Dr. Ritch emphasized that the opportunity for cure seldom comes twice. Thus, patient selection is key. He highlighted that the majority of patients with MIBC do not achieve complete response and that some patients with an apparent complete clinical response will have residual disease on final pathology. Current tools are insufficient to allow for accurate identification of complete clinical response. As a result, pathologic complete response is the best marker of long-term survival available.
Dr. Ritch cited SWOG data from Grossman and colleagues showing pathological complete response rates of 38% for neoadjuvant chemotherapy followed by cystectomy. In this seminal trial, those with a pathologic complete response had prolonged survival. However, Dr. Ritch emphasized that clinical trials may not reflect the “real world” given differences in patient characteristics, disease characteristics, and the time and nature of interventions and assessment which are standardized in trials. As a result, trial results may not be generalizable. Among large multi-center studies, the time between NAC and cystectomy ranged from 11 to 22 weeks whereas this was quite standard in the trial setting. Further, in real-world practice, pathologic complete response rates varied from 10 to 50%.
Further, Dr. Ritch highlighted discrepancies between apparent clinical complete responses and pathologic complete responses, with pT0 confirmed in only approximately two of three patients with clinical complete responses.
Further data from the same group suggests false downstaging in 32%. Examining the test characteristics of post-NAC TURBT to predict pathologic pT0, there is high specificity (95%) but remarkably poor sensitivity (27%).
The concept of conservative management of complete responders is appealing given the potential to spare the morbidity of consolidative treatment. Initial reports suggested 5-year disease specific survival of 90% though this reflects significant selection bias.
Dr. Ritch then highlighted the rationale for radical cystectomy following complete response to NAC, emphasizing:
- the ultimate goal of treatment is improved long term survival, which may be better predicted in those with pT0;
- such treatment eliminates the risk of local recurrence and the need for further local intervention;
- we avoid much of the uncertainty associated with surveillance following cCR including surveillance cystectomy, given the limitations of imaging and biomarkers to date.
Dr. Ritch then discussed the potential role of partial cystectomy emphasizing the ability to obtain pathologic confirmation without the morbidity of radical cystectomy. However, he emphasized that this should only be considered in very select candidates and that there are concerns about oncologic efficacy. He highlighted data in which 15 patients at MSKCC underwent partial cystectomy among 111 who achieved cT0 following NAC with MVAC with 10-year overall survival of 73% and bladder intact survival of 53%. Dr. Ritch then described a recent “tetramodal therapy” trial among 154 patients in which they received TRUBT + chemotherapy + radiotherapy + partial cystectomy with pelvic lymphadenectomy. This approach was associated with a 71% cCR and pT0 among 90% of those who underwent resection.
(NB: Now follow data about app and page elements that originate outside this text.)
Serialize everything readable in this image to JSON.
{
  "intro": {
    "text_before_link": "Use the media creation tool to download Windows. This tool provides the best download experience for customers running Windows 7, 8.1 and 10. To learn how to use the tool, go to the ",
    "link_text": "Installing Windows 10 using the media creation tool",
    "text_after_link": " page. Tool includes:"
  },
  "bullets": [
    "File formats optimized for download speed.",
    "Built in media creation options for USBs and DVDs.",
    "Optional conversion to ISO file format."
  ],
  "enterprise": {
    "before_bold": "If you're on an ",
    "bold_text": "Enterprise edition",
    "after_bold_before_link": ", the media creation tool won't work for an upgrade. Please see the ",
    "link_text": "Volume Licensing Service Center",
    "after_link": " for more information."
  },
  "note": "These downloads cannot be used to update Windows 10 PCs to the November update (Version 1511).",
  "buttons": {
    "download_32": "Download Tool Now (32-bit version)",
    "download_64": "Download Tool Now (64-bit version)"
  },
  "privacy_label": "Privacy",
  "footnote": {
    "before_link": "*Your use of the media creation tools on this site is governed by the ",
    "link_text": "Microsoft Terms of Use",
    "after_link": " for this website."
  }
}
Presented by: Chad Ritch, MD, MBA, Urologic Oncology, University of Miami Health System
Written by: Christopher J.D. Wallis, Urologic Oncology Fellow, Vanderbilt University Medical Center Contact: @WallisCJD on Twitter during the 2021 American Society of Clinical Oncology Genitourinary Cancers Symposium (#GU21), February 11th-February 13th, 2021